### PROBLEM DESCRIPTION
The expected output is each entry, given again exactly.

------------------------------------------------

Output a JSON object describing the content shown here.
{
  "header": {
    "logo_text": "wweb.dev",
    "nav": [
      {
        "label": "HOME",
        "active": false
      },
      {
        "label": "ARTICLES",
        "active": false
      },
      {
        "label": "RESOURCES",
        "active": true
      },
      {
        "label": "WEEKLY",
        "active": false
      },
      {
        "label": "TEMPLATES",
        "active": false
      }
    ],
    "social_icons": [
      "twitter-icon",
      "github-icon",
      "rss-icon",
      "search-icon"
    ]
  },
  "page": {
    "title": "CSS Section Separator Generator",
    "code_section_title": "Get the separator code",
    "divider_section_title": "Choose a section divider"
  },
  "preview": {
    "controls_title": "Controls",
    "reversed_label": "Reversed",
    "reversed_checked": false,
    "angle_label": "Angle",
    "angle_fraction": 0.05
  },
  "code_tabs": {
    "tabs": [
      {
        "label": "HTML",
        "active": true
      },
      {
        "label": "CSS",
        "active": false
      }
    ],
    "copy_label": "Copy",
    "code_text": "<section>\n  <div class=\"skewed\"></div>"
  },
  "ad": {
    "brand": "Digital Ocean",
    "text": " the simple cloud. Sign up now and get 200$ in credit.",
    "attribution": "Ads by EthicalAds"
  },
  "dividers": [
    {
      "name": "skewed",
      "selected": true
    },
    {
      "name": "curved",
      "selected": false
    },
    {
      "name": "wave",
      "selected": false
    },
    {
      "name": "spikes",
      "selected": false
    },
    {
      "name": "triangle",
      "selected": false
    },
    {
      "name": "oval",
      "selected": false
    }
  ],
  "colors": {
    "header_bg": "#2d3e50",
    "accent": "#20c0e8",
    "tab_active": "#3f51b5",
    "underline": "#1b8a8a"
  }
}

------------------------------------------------

### RESPONSE BELOW
Output a JSON object describing the content shown here.
{
  "header": {
    "logo_text": "wweb.dev",
    "nav": [
      {
        "label": "HOME",
        "active": false
      },
      {
        "label": "ARTICLES",
        "active": false
      },
      {
        "label": "RESOURCES",
        "active": true
      },
      {
        "label": "WEEKLY",
        "active": false
      },
      {
        "label": "TEMPLATES",
        "active": false
      }
    ],
    "social_icons": [
      "twitter-icon",
      "github-icon",
      "rss-icon",
      "search-icon"
    ]
  },
  "page": {
    "title": "CSS Section Separator Generator",
    "code_section_title": "Get the separator code",
    "divider_section_title": "Choose a section divider"
  },
  "preview": {
    "controls_title": "Controls",
    "reversed_label": "Reversed",
    "reversed_checked": false,
    "angle_label": "Angle",
    "angle_fraction": 0.05
  },
  "code_tabs": {
    "tabs": [
      {
        "label": "HTML",
        "active": true
      },
      {
        "label": "CSS",
        "active": false
      }
    ],
    "copy_label": "Copy",
    "code_text": "<section>\n  <div class=\"skewed\"></div>"
  },
  "ad": {
    "brand": "Digital Ocean",
    "text": " the simple cloud. Sign up now and get 200$ in credit.",
    "attribution": "Ads by EthicalAds"
  },
  "dividers": [
    {
      "name": "skewed",
      "selected": true
    },
    {
      "name": "curved",
      "selected": false
    },
    {
      "name": "wave",
      "selected": false
    },
    {
      "name": "spikes",
      "selected": false
    },
    {
      "name": "triangle",
      "selected": false
    },
    {
      "name": "oval",
      "selected": false
    }
  ],
  "colors": {
    "header_bg": "#2d3e50",
    "accent": "#20c0e8",
    "tab_active": "#3f51b5",
    "underline": "#1b8a8a"
  }
}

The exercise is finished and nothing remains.